Recently, we hosted a free webinar with three preeminent, Aspen Club-based Leaders of Excellence to discuss stress management and in their respective fields. Dr. Jeremy James spoke about neck and back pain as it relates to stress. Ed Harrold focused on mindfulness strategies and breathing techniques that help people cope with stressful situations. And, Dr. Christina Miller spoke about the physical, emotional, and medical balance or imbalance of a stressful or stress-free life.
Attendance was great for the digital webinar, the people who tuned in from all over the country were a mix of self-described hyper-stressed, moderately stressed, and un-stressed. Engagement between Aspen Club’s Leaders of Excellence and the webinar attendees was great with questions and answers, dialogue, and unique conversations.
Highlights from the digital event included:
- Stress is more than a feeling; it’s actually an elaborate biological response to stressors that includes adrenaline, complex thoughts, hormonal responses, the Fight or Flight response, accelerated heart rate, dilated pupils, and more.
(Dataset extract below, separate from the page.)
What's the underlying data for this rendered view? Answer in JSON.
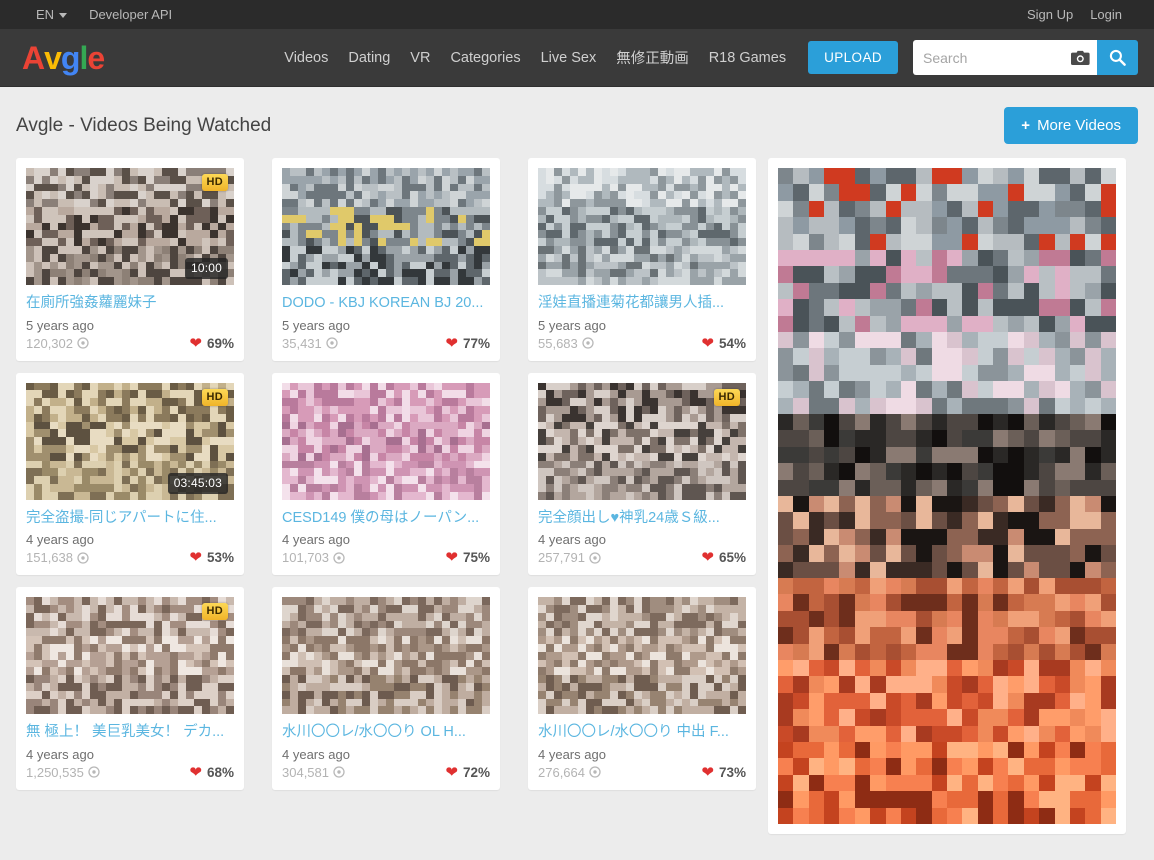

- A concise definition of the difference between acute stress and chronic stress. Long story short, acute stress is a vital physical reaction that ensures our wellbeing and safety. However, chronic stress is the overuse of the stress hormones, and our bodies aren’t designed to handle.
- The fascinating relationship between stress and pain. Essentially, stress over time leads to pain and pain over time leads to stress. Your back is a complex system and a sedentary lifestyle feed this cycle of stress and pain. “When you sit for long periods of time,” says Dr. Jeremy James, “you’re applying a constant load on the tissues, muscles, and structure of your back. They’ll deform over time, loose their elasticity, and then you’re vulnerable to injury.” Remember that time after a bicoastal flight when you went to baggage claim, picked up your luggage, and felt the spike of pain in your back? Exactly. This relates to stress because there are certain movements that are safe for back injury, and the worst thing you can do with an injured back is sit on the couch.
- The symbiotic dance that stress and sleep play. Our bodies need serotonin and melatonin to mitigate stress. So, a consistent sleep pattern—seven days a week—will help. The optimal time to go to sleep is between 9–10 PM, and the optimal time to wake up is between 6–7 AM. Don’t press the “snooze” button, it negatively impacts your day’s stress. Go to sleep with low lights, avoid stressors (like the news on TV) before going to bed, and wake up with natural light.